— To do —
Output the following data exactly.

[Start of section]

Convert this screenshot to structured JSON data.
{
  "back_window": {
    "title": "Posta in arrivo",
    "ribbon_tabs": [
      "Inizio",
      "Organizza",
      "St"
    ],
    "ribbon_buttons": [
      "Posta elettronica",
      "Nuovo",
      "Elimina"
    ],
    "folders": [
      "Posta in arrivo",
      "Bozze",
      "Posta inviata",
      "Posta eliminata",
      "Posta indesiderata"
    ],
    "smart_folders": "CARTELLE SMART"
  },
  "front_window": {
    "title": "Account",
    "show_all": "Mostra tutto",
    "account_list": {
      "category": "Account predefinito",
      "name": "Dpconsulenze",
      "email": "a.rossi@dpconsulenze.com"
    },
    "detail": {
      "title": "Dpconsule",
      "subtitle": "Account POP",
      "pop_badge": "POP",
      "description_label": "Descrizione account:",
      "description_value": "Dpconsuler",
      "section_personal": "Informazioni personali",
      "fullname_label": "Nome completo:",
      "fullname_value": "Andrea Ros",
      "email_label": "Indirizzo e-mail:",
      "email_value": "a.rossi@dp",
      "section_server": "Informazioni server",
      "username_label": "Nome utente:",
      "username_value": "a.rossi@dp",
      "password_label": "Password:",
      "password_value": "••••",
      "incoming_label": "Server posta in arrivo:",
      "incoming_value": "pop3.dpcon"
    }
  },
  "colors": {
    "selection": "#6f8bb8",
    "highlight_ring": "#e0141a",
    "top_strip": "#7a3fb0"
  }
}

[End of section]

— Problem solution —
Convert this screenshot to structured JSON data.
{
  "back_window": {
    "title": "Posta in arrivo",
    "ribbon_tabs": [
      "Inizio",
      "Organizza",
      "St"
    ],
    "ribbon_buttons": [
      "Posta elettronica",
      "Nuovo",
      "Elimina"
    ],
    "folders": [
      "Posta in arrivo",
      "Bozze",
      "Posta inviata",
      "Posta eliminata",
      "Posta indesiderata"
    ],
    "smart_folders": "CARTELLE SMART"
  },
  "front_window": {
    "title": "Account",
    "show_all": "Mostra tutto",
    "account_list": {
      "category": "Account predefinito",
      "name": "Dpconsulenze",
      "email": "a.rossi@dpconsulenze.com"
    },
    "detail": {
      "title": "Dpconsule",
      "subtitle": "Account POP",
      "pop_badge": "POP",
      "description_label": "Descrizione account:",
      "description_value": "Dpconsuler",
      "section_personal": "Informazioni personali",
      "fullname_label": "Nome completo:",
      "fullname_value": "Andrea Ros",
      "email_label": "Indirizzo e-mail:",
      "email_value": "a.rossi@dp",
      "section_server": "Informazioni server",
      "username_label": "Nome utente:",
      "username_value": "a.rossi@dp",
      "password_label": "Password:",
      "password_value": "••••",
      "incoming_label": "Server posta in arrivo:",
      "incoming_value": "pop3.dpcon"
    }
  },
  "colors": {
    "selection": "#6f8bb8",
    "highlight_ring": "#e0141a",
    "top_strip": "#7a3fb0"
  }
}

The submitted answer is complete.